The Bancroft neighborhood has a shoveling program. They have a goal of shoveling the entire neighborhood. I’m hoping to connect with them about what they’re doing and what they’re seeing. I’m very curious to see how we can get the entire city shoveled to the level that it needs to be shoveled.
I don’t think the sidewalks are accessible in the winter to even young, fit people like myself. After a recent snow in December, I walked to the Post Office. It’s about two miles. It took three hours and I took a nap afterwards because I was exhausted from climbing over ice banks and snow banks and going around this and around that. That’s not the sign of an accessible network.
SWV: What would you do differently than Andrea Jenkins?
SS: I have a vision, and I think I share this vision with a lot of people in the ward. I think this city should be a place that’s kinder and safer. I think that’s a city that treats everyone with dignity. I think it’s a city that has a public safety department and everything that’s housed in it is keeping us safe in the ways that we need.
We aren’t getting to that place with the current leadership that we have. I think a lot of people in the ward have a vision for where we could be, but see that we aren’t on our way there. I want to take us there.
SWV: What’s something about you as a person that you think a lot of people may not know?
SS: Most people don’t know me at all! If they do know me, they know that I was shot in the face. As a kid, I lived overseas in Kyrgyzstan.
SWV: What were you doing in Kyrgyzstan?
SS: My parents were missionaries.
SWV: Any other issues we didn’t cover that you want to talk about?
SS: We didn’t really cover the fact that we’re in a climate crisis, or that we’re in a pollution crisis in certain neighborhoods. I think we need to address our environmental justice issues and the environmental crisis head on. I support the Urban Farm at East Phillips. I think that neighborhood and North Minneapolis have been burdened with pollution for a century now. I think it’s time we listen to those neighborhoods about the asthma, and the heart issues, and what industrial waste has been doing to their neighborhoods and to our planet.

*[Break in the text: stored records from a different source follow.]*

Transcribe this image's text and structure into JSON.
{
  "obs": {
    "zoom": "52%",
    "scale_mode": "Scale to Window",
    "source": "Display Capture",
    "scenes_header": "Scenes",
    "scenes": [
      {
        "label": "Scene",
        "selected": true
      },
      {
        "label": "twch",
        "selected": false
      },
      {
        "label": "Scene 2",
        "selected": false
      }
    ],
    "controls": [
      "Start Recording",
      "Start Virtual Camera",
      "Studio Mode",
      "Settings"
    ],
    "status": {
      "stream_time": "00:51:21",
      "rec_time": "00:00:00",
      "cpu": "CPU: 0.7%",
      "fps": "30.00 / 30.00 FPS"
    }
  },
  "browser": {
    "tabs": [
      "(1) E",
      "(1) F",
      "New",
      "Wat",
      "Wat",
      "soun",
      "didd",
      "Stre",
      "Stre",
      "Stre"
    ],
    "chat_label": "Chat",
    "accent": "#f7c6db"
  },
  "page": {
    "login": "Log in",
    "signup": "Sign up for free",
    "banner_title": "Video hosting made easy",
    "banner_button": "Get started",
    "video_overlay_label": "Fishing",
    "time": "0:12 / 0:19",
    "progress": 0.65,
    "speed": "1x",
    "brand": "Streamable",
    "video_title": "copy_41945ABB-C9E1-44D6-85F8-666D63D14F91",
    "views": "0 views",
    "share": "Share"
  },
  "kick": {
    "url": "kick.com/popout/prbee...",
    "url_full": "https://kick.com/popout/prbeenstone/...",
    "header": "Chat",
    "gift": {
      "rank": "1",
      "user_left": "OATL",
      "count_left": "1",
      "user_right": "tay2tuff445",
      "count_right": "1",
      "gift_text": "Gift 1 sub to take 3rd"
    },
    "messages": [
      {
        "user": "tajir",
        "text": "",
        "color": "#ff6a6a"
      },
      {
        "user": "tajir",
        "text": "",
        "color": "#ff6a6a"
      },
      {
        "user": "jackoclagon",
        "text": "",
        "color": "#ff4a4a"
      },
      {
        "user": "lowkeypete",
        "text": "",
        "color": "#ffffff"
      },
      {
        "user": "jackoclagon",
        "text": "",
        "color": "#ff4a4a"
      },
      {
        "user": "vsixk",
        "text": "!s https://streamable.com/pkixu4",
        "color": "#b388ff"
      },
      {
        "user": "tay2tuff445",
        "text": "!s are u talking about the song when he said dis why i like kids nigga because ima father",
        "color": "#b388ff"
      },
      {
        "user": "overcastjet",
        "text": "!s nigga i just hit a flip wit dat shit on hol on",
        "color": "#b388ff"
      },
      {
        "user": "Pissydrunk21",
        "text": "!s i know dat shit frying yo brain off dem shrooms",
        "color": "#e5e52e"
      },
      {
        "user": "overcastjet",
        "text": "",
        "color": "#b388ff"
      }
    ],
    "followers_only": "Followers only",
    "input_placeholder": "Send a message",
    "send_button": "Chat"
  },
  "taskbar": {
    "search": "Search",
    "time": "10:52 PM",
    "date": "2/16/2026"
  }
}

I want a Minneapolis where we have healthy people on a healthy planet.